When I refer to WML throughout the remainder of this tutorial, I'm talking about any and all versions of WML1, which you may also see referred to as WML 1.x.
Nuts and Bolts
Before jumping into WML code, it's worth going over a few fundamental issues that surround any XML-based markup language. More specifically, you need to know about the WML specification, which is the last word on WML, as well as the WML DTD and MIME types associated with WML. Following is the information you need to get started with WML:
The WML specification can be found at
The WML DTD is
"-//WAPFORUM//DTD WML 1.3//EN", and can be found at
WML MIME types, which are of interest to web servers
The WML Root Element
As any legitimate XML-based language must, WML defines a root element for conforming documents
wml. As such, the

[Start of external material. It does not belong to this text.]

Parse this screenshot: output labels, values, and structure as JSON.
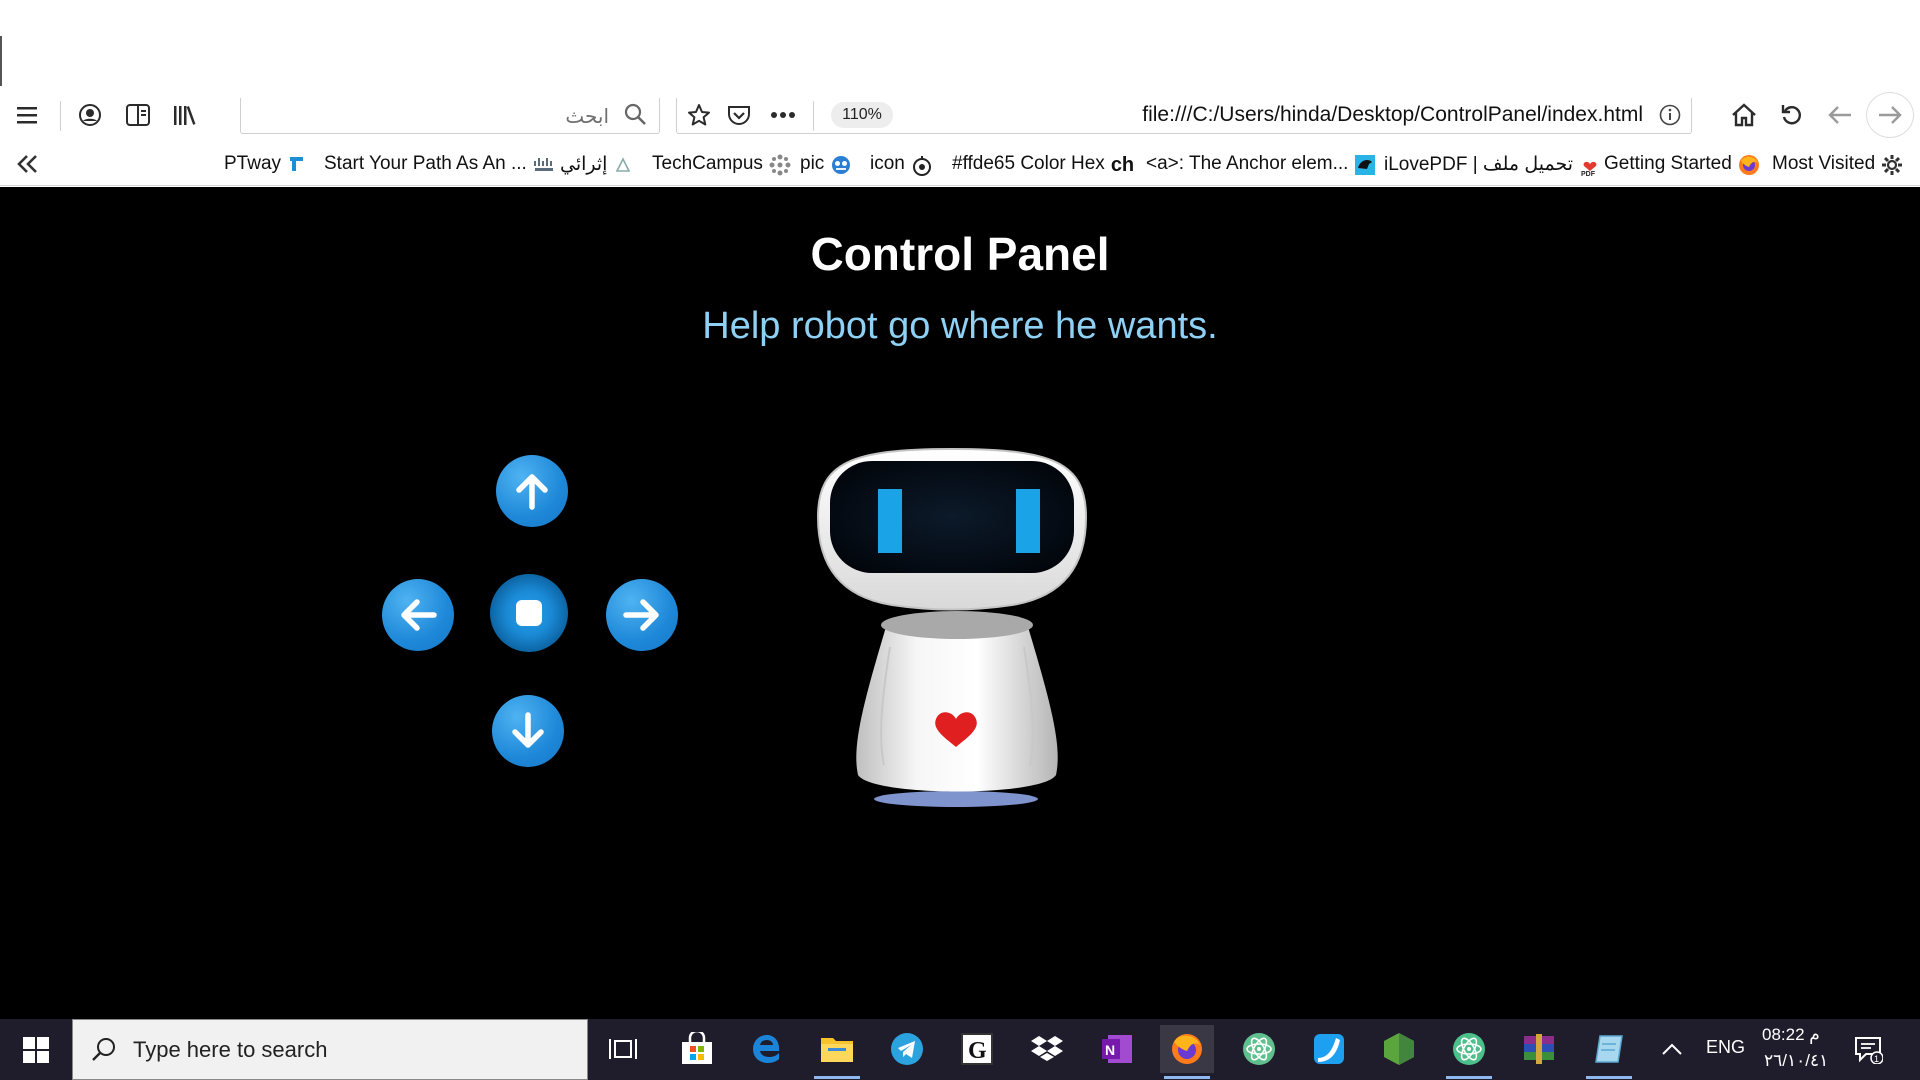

wml root element serves as the container for all other elements in WML documents. To help facilitate display and navigation in limited screen space, a WML document is conceived as a deck of cards, one of which is visible at any given time. Although the document is typically transmitted as a single unit, it is navigated piece-by-piece, or card-by-card.
wml element is the parent of the
card element, which in turn contains all other elements in the document. You can have an unlimited number of cards in each document (deck). A card is intended to, but doesn't necessarily, convey approximately one screen of information. (To scroll beyond the screen's boundaries, the user can navigate with the arrow keys.)
Although we speak liberally of "decks" in WML, there is no such thing as a deck tag. It is implied in the wml element. In this way, a WML document is effectively serving as a "deck" for the cards within it.
Navigation in WML
Because so little text fits on the screen of a mobile device, efficient navigation is critical in a WML document. WML provides numerous ways of getting around, from the anchor element, which is adopted from HTML, to the monitoring of user events. One of WML's solutions to the screen real estate crunch is its capability of mapping actions to the mobile device's softkeys, which are the mysterious blank buttons just below the screen. The labels (names) that appear on the screen just above them may vary from one device to another, but their intention is usually clear. For the most part, they appear only when WML code instructs them to do so.
The softkeys provide navigation controls beyond what you can fit on the screen in the content of a document. For instance, a Menu or Options key displays the equivalent of an HTML navigation bar, whereas a Reset key takes the user back to the first card in the deck. The Link button, as shown in the examples in this tutorial, appears when the text contains hyperlinks.
Besides anchors, WML provides a selection list tool that lets you display a series of choices as a numbered list. Thus, the user can select an option with a number key on the keypad, in addition to using the Link button.
WML offers a number of action elements (
go, prev, refresh, and so on) that move the user from one card to another under specified contexts, such as the use of
go href="url" in the anchor element (
a href, and so forth, is a shorthand version of this). These elements are flexible in their implementation and can be associated with a number of parent elements in order to provide a considerable amount of mobility.
Events in WML are comparable to events in any scripting or programming language; you set up the document to wait for a specified event to happen, and when it does the program automatically carries out a designated task. Some events you can code for are
onenterforward, onenterbackward, and
ontimer, which indicate entering a card in the forward direction, entering a card backward, and the elapsed time of a timer that is associated with a card, respectively.
Content in WML
Given the nature of mobile devices, screen space is severely limited and bandwidth is precious. Thus, we can't afford to clog the airwaves with fancy formatting or layout directives, which is why WML offers only the simplest of formatting tags. WML does support tables, but they are very primitive, nothing like the sophisticated layout capabilities afforded by tables in HTML. The few text-formatting tags that do exist in WML have been adapted straight from HTML, making for a flat learning curve for traditional web developers.
Graphics support in WML is restricted to the WBMP (Wireless BitMap Picture) format, a 1-bit bitmap format whose files end in a
.wbmp extension. One bit means on-or-off, black-or-white, which is just two colors. Besides the color depth restriction, the size is limited as well; WML images can't measure more than 64 3 64 pixels. Because you probably aren't accustomed to storing images in the WBMP format, you'll need to use a graphics converter of some sort to convert other graphics formats to WBMP. You'll find sources for such software listed in the "Inserting WBMP Images" section later in this tutorial.
It's worth pointing out that not all WAP implementations support images. It ultimately depends on the specific device being targeted as to whether or not images are an option.